doi:10.1007/s10195-011-0175-6
PMCID: PMC3284842  PMID: 22252286
Internal hardware; Exposure; Infection; Fasciomusculocutaneous sural flap; Lower limb
3.  Subcutaneous tissue flaps for hallux covering 
With the understanding of the extensive vascular supply of the subcutaneous tissue, of its efficacy in the protection of the anatomical structures and of its capability of promoting the adequate functioning of very stressed regions of the human body, the use of subcutaneous adipose flaps has become a valid and sometimes the only reasonable therapeutic weapon in the treatment of small and medium-sized tissue loss. Such a defect represents a common complication of great toe injuries and surgery. Here subcutaneous flap reconstruction is proposed for the treatment of dorsal and medial soft tissue losses of the hallux complicated with infection. Two case are reported. To the best of the authors’ knowledge, this application has not been reported in this anatomical site so far. The technique might be worth knowing both for orthopedic and plastic surgeons, as it may represent a safe, less invasive solution for most tegumentary problems of the dorso-medial side of the first ray.
doi:10.1007/s10195-009-0080-4
PMCID: PMC2837814  PMID: 20135337
Subcutaneous tissue flap; Turn-over flap; Hallux reconstruction; Tegument infection
4.  Subcutaneous tissue flaps for hallux covering 
With the understanding of the extensive vascular supply of the subcutaneous tissue, of its efficacy in the protection of the anatomical structures and of its capability of promoting the adequate functioning of very stressed regions of the human body, the use of subcutaneous adipose flaps has become a valid and sometimes the only reasonable therapeutic weapon in the treatment of small and medium-sized tissue loss. Such a defect represents a common complication of great toe injuries and surgery. Here subcutaneous flap reconstruction is proposed for the treatment of dorsal and medial soft tissue losses of the hallux complicated with infection. Two case are reported. To the best of the authors’ knowledge, this application has not been reported in this anatomical site so far. The technique might be worth knowing both for orthopedic and plastic surgeons, as it may represent a safe, less invasive solution for most tegumentary problems of the dorso-medial side of the first ray.

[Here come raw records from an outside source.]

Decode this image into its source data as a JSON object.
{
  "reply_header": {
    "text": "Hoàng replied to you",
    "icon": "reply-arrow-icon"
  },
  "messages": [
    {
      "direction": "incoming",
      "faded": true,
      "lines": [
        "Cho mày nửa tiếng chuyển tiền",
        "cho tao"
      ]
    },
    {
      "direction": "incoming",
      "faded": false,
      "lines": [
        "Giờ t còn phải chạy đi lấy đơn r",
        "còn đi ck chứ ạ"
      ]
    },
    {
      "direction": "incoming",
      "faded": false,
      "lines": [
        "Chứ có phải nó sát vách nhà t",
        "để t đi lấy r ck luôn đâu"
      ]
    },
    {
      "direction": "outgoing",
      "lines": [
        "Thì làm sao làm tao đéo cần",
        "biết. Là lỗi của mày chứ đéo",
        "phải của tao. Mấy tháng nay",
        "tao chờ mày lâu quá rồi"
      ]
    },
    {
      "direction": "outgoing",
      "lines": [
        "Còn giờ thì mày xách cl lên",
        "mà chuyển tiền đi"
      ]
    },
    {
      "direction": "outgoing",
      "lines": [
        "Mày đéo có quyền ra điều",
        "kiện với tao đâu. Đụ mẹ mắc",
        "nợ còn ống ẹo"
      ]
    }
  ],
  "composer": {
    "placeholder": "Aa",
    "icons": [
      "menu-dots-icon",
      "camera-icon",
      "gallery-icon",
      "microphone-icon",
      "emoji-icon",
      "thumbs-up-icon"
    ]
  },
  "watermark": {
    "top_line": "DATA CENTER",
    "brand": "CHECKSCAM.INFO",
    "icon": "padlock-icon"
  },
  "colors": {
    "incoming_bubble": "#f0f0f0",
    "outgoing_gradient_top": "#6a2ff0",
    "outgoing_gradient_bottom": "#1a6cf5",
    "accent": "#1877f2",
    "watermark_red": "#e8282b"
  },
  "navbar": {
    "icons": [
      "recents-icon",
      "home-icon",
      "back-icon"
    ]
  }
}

doi:10.1007/s10195-009-0080-4
PMCID: PMC2837814  PMID: 20135337
Subcutaneous tissue flap; Turn-over flap; Hallux reconstruction; Tegument infection

Results 1-4 (4)